▶ [Supplied data]:
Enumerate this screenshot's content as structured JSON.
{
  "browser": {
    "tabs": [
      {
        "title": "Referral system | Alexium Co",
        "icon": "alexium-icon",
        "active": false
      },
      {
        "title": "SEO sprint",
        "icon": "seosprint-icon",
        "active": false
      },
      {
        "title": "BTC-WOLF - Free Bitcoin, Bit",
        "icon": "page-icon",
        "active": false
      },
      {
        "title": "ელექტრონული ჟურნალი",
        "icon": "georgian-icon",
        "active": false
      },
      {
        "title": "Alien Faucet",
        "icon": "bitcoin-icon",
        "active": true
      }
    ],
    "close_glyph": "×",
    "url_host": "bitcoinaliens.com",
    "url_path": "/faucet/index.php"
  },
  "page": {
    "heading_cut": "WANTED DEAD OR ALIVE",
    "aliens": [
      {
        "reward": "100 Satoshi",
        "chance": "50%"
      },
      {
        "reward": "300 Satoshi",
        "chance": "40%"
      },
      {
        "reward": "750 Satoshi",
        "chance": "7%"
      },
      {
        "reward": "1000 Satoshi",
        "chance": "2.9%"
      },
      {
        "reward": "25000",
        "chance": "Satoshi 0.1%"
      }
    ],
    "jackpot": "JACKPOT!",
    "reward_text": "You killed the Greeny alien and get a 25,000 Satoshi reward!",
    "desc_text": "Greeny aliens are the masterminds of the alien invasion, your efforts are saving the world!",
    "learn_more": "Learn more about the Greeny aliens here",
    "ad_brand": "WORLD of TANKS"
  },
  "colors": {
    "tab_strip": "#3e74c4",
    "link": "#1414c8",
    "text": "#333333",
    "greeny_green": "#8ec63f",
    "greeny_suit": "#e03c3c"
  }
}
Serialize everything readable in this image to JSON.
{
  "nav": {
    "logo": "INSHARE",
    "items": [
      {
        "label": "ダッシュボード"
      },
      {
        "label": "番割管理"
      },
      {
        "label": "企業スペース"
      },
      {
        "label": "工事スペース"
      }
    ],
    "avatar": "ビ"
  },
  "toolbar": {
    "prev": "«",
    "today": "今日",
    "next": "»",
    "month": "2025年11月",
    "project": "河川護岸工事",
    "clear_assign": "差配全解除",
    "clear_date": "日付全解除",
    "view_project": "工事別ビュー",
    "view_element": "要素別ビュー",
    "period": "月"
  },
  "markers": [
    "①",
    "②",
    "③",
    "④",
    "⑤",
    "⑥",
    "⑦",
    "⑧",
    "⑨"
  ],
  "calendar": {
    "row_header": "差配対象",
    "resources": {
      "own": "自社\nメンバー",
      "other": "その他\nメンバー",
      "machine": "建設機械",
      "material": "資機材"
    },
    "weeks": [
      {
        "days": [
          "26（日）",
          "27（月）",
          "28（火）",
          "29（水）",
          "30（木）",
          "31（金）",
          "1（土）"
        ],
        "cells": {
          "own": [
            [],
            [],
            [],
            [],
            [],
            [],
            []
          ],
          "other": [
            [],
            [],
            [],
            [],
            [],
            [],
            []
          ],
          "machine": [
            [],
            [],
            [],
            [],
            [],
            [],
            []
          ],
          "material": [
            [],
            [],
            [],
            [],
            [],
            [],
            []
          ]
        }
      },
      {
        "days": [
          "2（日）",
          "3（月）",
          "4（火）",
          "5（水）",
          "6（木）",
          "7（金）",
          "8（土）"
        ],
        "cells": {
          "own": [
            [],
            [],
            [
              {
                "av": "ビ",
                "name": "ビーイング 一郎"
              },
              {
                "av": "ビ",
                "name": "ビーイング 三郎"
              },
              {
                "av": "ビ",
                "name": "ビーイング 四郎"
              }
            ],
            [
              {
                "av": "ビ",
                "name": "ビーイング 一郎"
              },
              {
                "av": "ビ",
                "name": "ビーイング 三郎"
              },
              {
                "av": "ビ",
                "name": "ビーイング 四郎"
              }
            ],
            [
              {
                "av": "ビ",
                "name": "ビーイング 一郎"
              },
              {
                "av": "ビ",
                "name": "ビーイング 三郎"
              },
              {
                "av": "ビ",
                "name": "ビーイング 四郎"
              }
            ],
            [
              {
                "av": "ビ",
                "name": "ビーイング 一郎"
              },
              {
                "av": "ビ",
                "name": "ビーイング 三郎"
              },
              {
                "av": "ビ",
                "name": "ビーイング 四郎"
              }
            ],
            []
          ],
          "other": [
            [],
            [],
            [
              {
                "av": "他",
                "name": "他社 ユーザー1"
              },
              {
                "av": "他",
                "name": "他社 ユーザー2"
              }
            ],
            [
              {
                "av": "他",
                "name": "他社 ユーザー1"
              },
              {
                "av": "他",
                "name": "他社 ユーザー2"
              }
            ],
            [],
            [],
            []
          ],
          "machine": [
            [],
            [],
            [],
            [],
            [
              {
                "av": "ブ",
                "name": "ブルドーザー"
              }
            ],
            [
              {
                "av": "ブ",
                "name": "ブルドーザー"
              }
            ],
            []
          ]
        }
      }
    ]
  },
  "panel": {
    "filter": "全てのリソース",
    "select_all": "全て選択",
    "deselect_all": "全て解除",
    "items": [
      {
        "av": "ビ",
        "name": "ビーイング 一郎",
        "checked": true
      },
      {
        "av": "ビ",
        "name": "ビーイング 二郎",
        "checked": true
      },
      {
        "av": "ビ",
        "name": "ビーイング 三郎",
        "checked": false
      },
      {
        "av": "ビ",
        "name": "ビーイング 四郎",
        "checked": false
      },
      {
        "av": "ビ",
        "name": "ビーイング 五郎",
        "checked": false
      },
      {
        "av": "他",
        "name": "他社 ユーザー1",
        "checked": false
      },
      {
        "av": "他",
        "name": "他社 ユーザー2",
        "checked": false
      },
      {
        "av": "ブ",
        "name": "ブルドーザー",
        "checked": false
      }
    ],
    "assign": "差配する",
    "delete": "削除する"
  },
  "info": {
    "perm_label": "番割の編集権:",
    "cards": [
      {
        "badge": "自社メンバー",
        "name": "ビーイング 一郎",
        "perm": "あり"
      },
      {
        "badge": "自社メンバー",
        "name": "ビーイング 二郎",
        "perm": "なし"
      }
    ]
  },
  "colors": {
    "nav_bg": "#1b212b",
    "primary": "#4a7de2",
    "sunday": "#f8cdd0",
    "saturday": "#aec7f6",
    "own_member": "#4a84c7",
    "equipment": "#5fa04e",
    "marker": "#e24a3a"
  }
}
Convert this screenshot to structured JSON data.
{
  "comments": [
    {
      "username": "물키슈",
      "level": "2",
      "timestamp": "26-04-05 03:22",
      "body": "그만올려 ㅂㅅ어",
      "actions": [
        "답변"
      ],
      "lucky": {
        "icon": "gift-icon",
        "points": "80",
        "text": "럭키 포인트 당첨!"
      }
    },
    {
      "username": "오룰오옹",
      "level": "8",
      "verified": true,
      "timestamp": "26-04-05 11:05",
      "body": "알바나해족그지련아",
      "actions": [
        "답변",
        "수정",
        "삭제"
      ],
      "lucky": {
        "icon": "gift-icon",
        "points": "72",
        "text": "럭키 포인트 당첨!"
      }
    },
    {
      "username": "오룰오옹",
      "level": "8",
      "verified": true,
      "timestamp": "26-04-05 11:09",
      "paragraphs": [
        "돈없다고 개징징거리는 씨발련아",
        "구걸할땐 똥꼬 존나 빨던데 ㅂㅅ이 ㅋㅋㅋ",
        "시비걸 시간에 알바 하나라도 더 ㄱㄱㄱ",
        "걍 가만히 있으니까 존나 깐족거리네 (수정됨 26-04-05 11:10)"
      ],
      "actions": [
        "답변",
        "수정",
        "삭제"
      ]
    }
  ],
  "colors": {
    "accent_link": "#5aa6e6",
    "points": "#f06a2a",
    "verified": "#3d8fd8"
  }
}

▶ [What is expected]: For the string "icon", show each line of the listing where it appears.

▶ [Problem solution]:
        "icon": "alexium-icon",
        "icon": "seosprint-icon",
        "icon": "page-icon",
        "icon": "georgian-icon",
        "icon": "bitcoin-icon",
        "icon": "gift-icon",
        "icon": "gift-icon",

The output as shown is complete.